# Exercise:
Each entry below is to be duplicated verbatim.

# Materials provided:

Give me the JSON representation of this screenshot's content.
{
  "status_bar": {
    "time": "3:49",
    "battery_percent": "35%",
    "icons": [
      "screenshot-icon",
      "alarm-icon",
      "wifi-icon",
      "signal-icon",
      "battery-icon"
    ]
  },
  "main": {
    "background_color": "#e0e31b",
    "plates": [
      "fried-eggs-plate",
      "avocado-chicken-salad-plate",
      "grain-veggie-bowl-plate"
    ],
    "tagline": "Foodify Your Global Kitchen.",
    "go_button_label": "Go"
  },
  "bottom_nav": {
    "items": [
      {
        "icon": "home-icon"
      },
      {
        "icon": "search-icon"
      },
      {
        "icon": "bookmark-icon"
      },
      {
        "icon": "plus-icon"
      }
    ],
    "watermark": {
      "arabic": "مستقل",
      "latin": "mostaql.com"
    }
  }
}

# Written answer:
Give me the JSON representation of this screenshot's content.
{
  "status_bar": {
    "time": "3:49",
    "battery_percent": "35%",
    "icons": [
      "screenshot-icon",
      "alarm-icon",
      "wifi-icon",
      "signal-icon",
      "battery-icon"
    ]
  },
  "main": {
    "background_color": "#e0e31b",
    "plates": [
      "fried-eggs-plate",
      "avocado-chicken-salad-plate",
      "grain-veggie-bowl-plate"
    ],
    "tagline": "Foodify Your Global Kitchen.",
    "go_button_label": "Go"
  },
  "bottom_nav": {
    "items": [
      {
        "icon": "home-icon"
      },
      {
        "icon": "search-icon"
      },
      {
        "icon": "bookmark-icon"
      },
      {
        "icon": "plus-icon"
      }
    ],
    "watermark": {
      "arabic": "مستقل",
      "latin": "mostaql.com"
    }
  }
}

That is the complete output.